Publié: 11 juillet 2002 0:00 CET

El Niño and other climate phenomena are wreaking having with weather patterns around the world. Areas prone to drought are experiencing flooding and entire island states risk being submerged by rising sea levels.

The first International Conference on Climate Change and Disaster Preparedness ended last week. The main objective of the conference, hosted by the Netherlands Red Cross in the Hague, was to provide a launch pad for the new Red Cross and Red Crescent Centre on Climate Change.

Senior members of the Dutch government and climate change experts addressed the conference. Senior scientists from the Intergovernmental Panel on Climate Change (IPPC) exchanged information and experiences with disaster management experts from the Red Cross and Red Crescent. Underlying much of the discussion were the links between climate change and evolving disaster risks that people around the world are facing.

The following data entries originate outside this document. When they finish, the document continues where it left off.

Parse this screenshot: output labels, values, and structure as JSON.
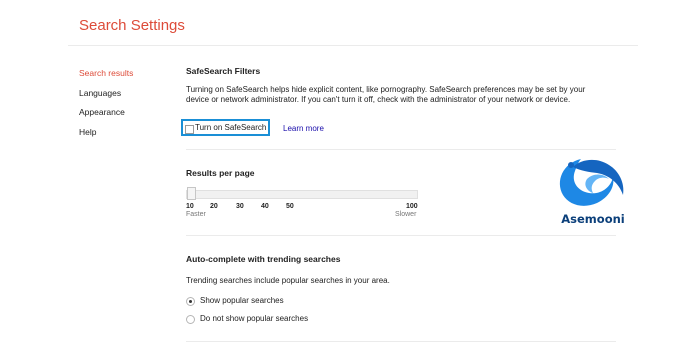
{
  "page": {
    "title": "Search Settings"
  },
  "sidebar": {
    "items": [
      {
        "label": "Search results",
        "active": true
      },
      {
        "label": "Languages",
        "active": false
      },
      {
        "label": "Appearance",
        "active": false
      },
      {
        "label": "Help",
        "active": false
      }
    ]
  },
  "safesearch": {
    "heading": "SafeSearch Filters",
    "description": "Turning on SafeSearch helps hide explicit content, like pornography. SafeSearch preferences may be set by your device or network administrator. If you can't turn it off, check with the administrator of your network or device.",
    "checkbox_label": "Turn on SafeSearch",
    "checked": false,
    "learn_more": "Learn more",
    "highlight_color": "#1a8fd6"
  },
  "results_per_page": {
    "heading": "Results per page",
    "ticks": [
      "10",
      "20",
      "30",
      "40",
      "50",
      "100"
    ],
    "min_label": "Faster",
    "max_label": "Slower",
    "selected": "10"
  },
  "autocomplete": {
    "heading": "Auto-complete with trending searches",
    "description": "Trending searches include popular searches in your area.",
    "options": [
      {
        "label": "Show popular searches",
        "selected": true
      },
      {
        "label": "Do not show popular searches",
        "selected": false
      }
    ]
  },
  "watermark": {
    "text": "Asemooni",
    "icon": "swirl-logo-icon",
    "color": "#0b3f7a"
  },
  "colors": {
    "accent": "#dd4b39",
    "link": "#1a0dab"
  }
}
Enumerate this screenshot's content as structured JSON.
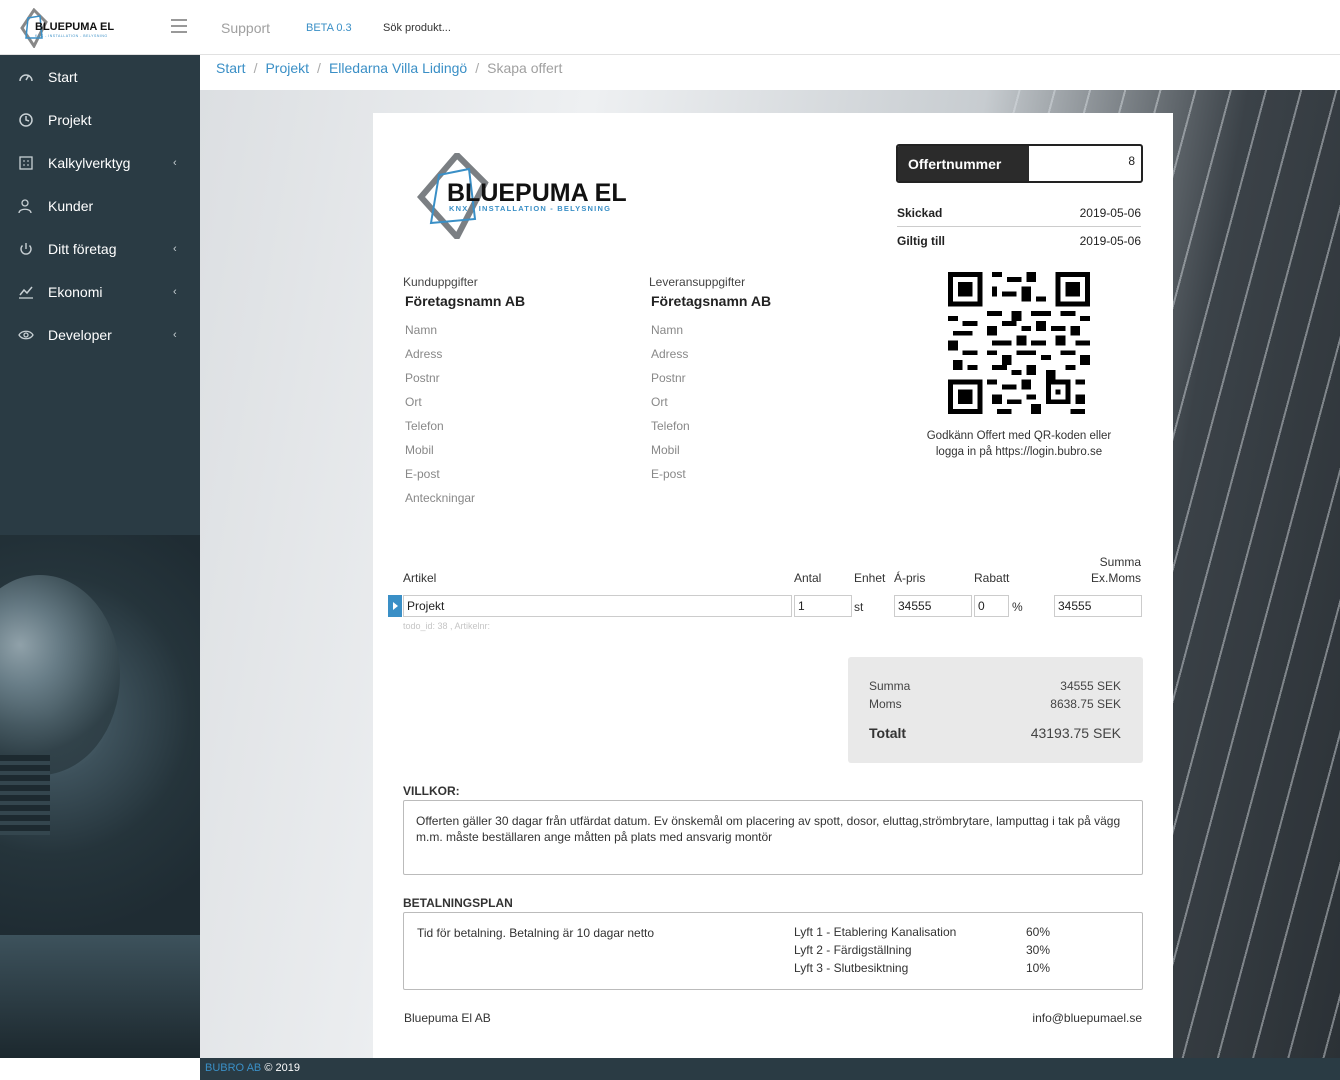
{
  "app": {
    "logo_text": "BLUEPUMA EL",
    "logo_tagline": "KNX - INSTALLATION - BELYSNING",
    "support_label": "Support",
    "beta_label": "BETA 0.3",
    "search_placeholder": "Sök produkt..."
  },
  "sidebar": {
    "items": [
      {
        "label": "Start",
        "icon": "dashboard-icon",
        "caret": ""
      },
      {
        "label": "Projekt",
        "icon": "clock-icon",
        "caret": ""
      },
      {
        "label": "Kalkylverktyg",
        "icon": "calculator-icon",
        "caret": "‹"
      },
      {
        "label": "Kunder",
        "icon": "users-icon",
        "caret": ""
      },
      {
        "label": "Ditt företag",
        "icon": "power-icon",
        "caret": "‹"
      },
      {
        "label": "Ekonomi",
        "icon": "chart-line-icon",
        "caret": "‹"
      },
      {
        "label": "Developer",
        "icon": "eye-icon",
        "caret": "‹"
      }
    ]
  },
  "breadcrumb": {
    "items": [
      "Start",
      "Projekt",
      "Elledarna Villa Lidingö"
    ],
    "current": "Skapa offert"
  },
  "offer": {
    "number_label": "Offertnummer",
    "number_value": "8",
    "sent_label": "Skickad",
    "sent_date": "2019-05-06",
    "valid_label": "Giltig till",
    "valid_date": "2019-05-06",
    "qr_text_line1": "Godkänn Offert med QR-koden eller",
    "qr_text_line2": "logga in på https://login.bubro.se"
  },
  "customer": {
    "heading": "Kunduppgifter",
    "company": "Företagsnamn AB",
    "fields": [
      "Namn",
      "Adress",
      "Postnr",
      "Ort",
      "Telefon",
      "Mobil",
      "E-post",
      "Anteckningar"
    ]
  },
  "delivery": {
    "heading": "Leveransuppgifter",
    "company": "Företagsnamn AB",
    "fields": [
      "Namn",
      "Adress",
      "Postnr",
      "Ort",
      "Telefon",
      "Mobil",
      "E-post"
    ]
  },
  "articles": {
    "headers": {
      "article": "Artikel",
      "qty": "Antal",
      "unit": "Enhet",
      "price": "Á-pris",
      "discount": "Rabatt",
      "sum_line1": "Summa",
      "sum_line2": "Ex.Moms"
    },
    "row": {
      "article": "Projekt",
      "qty": "1",
      "unit": "st",
      "price": "34555",
      "discount": "0",
      "discount_unit": "%",
      "sum": "34555",
      "meta": "todo_id: 38 , Artikelnr:"
    }
  },
  "totals": {
    "sum_label": "Summa",
    "sum_value": "34555 SEK",
    "vat_label": "Moms",
    "vat_value": "8638.75 SEK",
    "total_label": "Totalt",
    "total_value": "43193.75 SEK"
  },
  "terms": {
    "title": "VILLKOR:",
    "text": "Offerten gäller 30 dagar från utfärdat datum. Ev önskemål om placering av spott, dosor, eluttag,strömbrytare, lamputtag i tak på vägg m.m. måste beställaren ange måtten på plats med ansvarig montör"
  },
  "payment": {
    "title": "BETALNINGSPLAN",
    "text": "Tid för betalning. Betalning är  10 dagar  netto",
    "items": [
      {
        "name": "Lyft 1 - Etablering Kanalisation",
        "pct": "60%"
      },
      {
        "name": "Lyft 2 - Färdigställning",
        "pct": "30%"
      },
      {
        "name": "Lyft 3 - Slutbesiktning",
        "pct": "10%"
      }
    ]
  },
  "doc_footer": {
    "company": "Bluepuma El AB",
    "email": "info@bluepumael.se"
  },
  "footer": {
    "company": "BUBRO AB",
    "copyright": "© 2019"
  },
  "colors": {
    "sidebar": "#2a3b44",
    "accent": "#3a8fc6",
    "offer_label_bg": "#2b2b2b",
    "totals_bg": "#e9e9e9"
  }
}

The centre will translate expertise on climate change into practical information for Red Cross and Red Crescent work on the ground. "By facilitating an exchange of ideas between the worlds of meteorological science and emergency relief," says Eva von Oelreich, Federation head of disaster preparedness, "the centre hopes to put the impact of climate change and the resulting natural disasters on the agenda of policy-makers and organizations in the field."

In addition to the establishment of the climate centre, the Netherlands Red Cross will assess the needs and vulnerabilities of five countries to climate change so that the Red Cross and Red Crescent in those countries can take appropriate disaster preparedness measures. Information provided by the centre will also strengthen the capacity of the Red Cross and Red Crescent to advocate on national policies on climate change.

All of these initiatives dovetail with findings of the Federation's 2002 World Disasters Report. The report, launched last month around the world, concluded that more work must be done to prepare for climate changes taking place now but that will increasingly affect populations in the future. The best example is that of the sinking state. Many small island states are already loosing land to rising sea levels, experience increasing salination of their crops and face the spectre of tidal floods with increasing frequency.

El Niño and other climate phenomena are often held responsible for extreme weather conditions such as radical changes in the patterns of drought and rainfall. Ongoing climate work will help track these changes and apply them to Red Cross and Red Crescent work in the field, to protect people's lives and livelihoods.

Related Links:

World Disasters Report 2002
27 June 2002 - New climate centre gives edge in disaster preparedness